Directions:
If a line in the data has the string "xlsx", please show it.

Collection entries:

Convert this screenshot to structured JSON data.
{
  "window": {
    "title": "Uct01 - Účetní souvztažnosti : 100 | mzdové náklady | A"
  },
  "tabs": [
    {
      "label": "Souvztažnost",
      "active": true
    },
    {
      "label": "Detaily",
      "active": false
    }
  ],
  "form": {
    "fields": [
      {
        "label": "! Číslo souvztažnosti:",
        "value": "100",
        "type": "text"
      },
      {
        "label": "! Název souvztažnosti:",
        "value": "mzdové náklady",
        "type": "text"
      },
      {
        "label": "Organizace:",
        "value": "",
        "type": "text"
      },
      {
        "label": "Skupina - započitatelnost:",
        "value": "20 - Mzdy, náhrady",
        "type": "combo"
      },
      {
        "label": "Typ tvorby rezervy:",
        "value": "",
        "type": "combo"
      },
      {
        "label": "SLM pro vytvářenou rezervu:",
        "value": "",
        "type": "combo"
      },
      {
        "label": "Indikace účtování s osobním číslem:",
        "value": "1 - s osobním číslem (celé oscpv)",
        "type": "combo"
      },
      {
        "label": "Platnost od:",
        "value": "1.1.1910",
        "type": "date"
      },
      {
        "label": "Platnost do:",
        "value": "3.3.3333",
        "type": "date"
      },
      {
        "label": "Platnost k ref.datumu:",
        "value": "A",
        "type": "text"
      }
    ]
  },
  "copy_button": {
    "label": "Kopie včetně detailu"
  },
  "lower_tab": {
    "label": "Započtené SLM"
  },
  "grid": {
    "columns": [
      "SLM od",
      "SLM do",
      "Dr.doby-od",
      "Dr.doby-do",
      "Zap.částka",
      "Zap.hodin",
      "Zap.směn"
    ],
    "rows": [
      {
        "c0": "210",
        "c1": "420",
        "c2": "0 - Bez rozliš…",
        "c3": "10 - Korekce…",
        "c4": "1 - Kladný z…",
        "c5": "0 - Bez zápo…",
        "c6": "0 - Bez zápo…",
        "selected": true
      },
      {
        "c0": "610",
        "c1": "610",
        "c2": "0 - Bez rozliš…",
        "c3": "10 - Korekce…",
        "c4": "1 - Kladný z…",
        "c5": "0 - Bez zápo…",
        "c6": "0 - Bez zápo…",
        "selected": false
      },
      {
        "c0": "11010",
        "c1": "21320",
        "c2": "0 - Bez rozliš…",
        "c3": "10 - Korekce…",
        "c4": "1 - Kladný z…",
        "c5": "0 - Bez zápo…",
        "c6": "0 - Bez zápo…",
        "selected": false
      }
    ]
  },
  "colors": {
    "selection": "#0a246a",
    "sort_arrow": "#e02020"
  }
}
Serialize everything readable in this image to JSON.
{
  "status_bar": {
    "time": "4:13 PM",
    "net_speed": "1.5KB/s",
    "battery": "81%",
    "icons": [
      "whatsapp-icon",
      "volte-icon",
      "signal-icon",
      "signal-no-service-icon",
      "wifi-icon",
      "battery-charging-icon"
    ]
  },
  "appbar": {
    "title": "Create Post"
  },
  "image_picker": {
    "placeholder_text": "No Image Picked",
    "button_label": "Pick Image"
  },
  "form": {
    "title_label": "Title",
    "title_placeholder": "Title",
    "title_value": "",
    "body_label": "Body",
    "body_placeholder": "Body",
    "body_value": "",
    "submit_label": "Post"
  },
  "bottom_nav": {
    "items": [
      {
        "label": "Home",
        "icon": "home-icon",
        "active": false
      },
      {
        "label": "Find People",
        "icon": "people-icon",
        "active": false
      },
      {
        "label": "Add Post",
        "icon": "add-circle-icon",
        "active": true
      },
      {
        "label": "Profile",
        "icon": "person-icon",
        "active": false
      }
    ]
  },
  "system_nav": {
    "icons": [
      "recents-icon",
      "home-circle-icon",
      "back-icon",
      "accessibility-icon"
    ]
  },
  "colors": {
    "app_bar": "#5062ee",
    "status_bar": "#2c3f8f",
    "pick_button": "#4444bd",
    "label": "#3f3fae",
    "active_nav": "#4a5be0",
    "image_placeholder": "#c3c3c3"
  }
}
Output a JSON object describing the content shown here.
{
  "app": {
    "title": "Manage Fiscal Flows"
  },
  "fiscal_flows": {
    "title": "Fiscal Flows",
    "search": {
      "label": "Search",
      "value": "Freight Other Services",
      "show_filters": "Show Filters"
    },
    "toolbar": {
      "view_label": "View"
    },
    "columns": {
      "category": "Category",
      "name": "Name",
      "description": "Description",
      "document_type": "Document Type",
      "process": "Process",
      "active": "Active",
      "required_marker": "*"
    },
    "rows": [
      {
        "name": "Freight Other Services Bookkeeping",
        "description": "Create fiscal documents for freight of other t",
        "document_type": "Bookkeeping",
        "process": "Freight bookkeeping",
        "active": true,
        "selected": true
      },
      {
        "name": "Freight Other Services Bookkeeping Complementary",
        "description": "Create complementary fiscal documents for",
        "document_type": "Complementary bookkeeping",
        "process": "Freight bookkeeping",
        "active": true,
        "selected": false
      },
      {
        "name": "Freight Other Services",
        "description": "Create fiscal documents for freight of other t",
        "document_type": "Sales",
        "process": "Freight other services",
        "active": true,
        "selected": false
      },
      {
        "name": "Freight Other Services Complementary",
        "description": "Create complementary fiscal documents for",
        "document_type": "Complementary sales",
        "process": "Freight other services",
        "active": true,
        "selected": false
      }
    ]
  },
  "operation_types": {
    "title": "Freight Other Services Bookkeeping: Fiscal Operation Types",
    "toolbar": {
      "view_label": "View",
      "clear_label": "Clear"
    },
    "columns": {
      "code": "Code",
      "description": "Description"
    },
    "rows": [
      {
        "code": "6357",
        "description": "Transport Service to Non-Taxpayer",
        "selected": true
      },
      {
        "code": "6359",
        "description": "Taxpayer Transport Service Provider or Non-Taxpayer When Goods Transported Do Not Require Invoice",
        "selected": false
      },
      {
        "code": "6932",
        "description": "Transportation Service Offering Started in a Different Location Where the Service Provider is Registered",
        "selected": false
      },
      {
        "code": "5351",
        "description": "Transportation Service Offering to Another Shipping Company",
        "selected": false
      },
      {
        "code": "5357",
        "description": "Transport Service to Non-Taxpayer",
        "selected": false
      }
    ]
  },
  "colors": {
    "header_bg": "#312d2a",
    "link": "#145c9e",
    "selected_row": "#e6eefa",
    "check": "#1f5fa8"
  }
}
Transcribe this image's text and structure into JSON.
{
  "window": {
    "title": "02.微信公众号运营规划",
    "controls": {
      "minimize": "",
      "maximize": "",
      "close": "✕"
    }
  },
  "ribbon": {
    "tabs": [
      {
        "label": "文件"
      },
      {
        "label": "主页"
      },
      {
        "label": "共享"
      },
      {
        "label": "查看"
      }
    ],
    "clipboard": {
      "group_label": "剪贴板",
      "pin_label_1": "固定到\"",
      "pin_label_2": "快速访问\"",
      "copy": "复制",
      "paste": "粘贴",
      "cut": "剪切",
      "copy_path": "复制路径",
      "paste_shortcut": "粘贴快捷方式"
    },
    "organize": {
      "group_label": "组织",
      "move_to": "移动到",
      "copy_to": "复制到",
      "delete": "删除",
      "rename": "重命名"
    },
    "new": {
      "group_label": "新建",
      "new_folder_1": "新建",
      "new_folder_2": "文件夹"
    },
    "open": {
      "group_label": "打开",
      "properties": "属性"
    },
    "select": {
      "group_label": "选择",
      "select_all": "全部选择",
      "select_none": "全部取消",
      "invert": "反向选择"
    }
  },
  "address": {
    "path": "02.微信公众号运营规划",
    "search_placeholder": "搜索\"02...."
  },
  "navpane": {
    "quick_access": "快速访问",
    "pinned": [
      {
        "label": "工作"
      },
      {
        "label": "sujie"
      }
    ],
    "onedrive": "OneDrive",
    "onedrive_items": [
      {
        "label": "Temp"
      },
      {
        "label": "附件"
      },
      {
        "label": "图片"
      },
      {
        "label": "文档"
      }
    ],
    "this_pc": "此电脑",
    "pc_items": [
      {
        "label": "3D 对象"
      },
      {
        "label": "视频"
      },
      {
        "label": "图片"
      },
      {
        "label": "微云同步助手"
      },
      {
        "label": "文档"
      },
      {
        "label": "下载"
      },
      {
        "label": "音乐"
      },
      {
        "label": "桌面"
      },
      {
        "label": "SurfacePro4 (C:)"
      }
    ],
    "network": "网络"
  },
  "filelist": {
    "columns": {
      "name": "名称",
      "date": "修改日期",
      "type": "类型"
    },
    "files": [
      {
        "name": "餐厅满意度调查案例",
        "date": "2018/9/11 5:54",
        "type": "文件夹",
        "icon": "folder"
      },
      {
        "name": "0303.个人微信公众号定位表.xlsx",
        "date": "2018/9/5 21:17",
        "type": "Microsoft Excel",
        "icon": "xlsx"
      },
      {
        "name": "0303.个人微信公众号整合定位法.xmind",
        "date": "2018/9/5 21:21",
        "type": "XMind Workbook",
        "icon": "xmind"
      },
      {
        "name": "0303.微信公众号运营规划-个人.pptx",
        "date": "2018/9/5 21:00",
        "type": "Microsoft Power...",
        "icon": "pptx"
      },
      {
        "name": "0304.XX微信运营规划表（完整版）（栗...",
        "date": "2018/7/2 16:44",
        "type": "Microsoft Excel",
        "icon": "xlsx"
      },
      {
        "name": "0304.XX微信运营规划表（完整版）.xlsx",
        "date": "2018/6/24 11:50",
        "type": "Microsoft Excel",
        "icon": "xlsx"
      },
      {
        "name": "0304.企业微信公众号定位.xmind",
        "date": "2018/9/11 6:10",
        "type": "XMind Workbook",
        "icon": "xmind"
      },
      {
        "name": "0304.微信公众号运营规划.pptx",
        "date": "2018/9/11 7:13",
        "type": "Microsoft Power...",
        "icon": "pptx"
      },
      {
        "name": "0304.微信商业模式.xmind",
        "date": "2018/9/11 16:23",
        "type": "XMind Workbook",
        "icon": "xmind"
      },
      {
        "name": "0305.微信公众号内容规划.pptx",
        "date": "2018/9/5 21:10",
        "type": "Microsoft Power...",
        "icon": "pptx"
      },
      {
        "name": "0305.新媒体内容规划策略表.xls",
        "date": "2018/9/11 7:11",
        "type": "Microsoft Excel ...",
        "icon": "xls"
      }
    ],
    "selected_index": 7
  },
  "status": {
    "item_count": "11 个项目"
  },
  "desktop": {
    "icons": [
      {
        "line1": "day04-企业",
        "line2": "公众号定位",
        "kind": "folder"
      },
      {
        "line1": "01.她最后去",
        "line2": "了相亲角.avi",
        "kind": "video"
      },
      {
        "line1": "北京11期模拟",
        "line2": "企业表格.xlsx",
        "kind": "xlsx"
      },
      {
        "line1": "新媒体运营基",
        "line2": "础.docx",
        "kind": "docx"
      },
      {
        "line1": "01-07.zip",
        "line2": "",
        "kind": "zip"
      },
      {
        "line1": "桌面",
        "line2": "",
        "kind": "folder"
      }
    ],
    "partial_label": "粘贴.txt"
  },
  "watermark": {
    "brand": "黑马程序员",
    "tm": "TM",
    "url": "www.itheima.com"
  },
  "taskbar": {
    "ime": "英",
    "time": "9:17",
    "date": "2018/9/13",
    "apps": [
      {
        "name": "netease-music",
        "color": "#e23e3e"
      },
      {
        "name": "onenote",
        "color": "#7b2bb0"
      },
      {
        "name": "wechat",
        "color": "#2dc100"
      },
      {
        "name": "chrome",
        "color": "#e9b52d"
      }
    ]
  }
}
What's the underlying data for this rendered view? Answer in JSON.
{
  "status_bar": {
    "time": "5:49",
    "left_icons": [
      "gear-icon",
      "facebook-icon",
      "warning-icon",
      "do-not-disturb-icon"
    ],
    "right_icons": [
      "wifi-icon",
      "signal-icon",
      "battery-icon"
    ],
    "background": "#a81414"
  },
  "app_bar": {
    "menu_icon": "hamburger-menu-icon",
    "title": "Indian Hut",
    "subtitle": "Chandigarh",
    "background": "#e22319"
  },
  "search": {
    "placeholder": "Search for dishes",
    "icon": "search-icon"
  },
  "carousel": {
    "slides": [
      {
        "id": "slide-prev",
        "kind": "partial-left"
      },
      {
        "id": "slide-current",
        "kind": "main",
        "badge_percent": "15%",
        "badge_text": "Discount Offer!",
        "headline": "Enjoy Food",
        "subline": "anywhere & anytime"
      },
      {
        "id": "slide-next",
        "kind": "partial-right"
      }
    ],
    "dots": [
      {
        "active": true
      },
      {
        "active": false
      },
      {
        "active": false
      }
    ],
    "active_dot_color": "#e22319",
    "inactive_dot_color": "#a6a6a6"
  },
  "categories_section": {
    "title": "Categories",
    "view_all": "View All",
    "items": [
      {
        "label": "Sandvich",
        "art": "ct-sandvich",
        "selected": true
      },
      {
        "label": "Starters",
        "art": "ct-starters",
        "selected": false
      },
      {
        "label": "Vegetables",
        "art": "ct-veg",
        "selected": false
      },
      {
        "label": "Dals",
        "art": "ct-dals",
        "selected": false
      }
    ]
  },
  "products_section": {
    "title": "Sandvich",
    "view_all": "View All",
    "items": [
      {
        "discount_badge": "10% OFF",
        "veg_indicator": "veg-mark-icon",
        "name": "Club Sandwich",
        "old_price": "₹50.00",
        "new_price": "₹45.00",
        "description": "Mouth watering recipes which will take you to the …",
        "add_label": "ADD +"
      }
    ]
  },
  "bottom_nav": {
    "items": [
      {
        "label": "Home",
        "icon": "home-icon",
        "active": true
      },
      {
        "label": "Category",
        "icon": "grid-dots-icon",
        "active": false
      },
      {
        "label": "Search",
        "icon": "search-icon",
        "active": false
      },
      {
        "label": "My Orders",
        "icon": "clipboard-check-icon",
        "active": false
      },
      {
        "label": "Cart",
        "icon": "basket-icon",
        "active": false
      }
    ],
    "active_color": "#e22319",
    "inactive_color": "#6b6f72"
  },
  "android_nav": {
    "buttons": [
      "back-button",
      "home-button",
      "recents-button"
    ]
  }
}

Response area:
        "name": "0303.个人微信公众号定位表.xlsx",
        "icon": "xlsx"
        "icon": "xlsx"
        "name": "0304.XX微信运营规划表（完整版）.xlsx",
        "icon": "xlsx"
        "line2": "企业表格.xlsx",
        "kind": "xlsx"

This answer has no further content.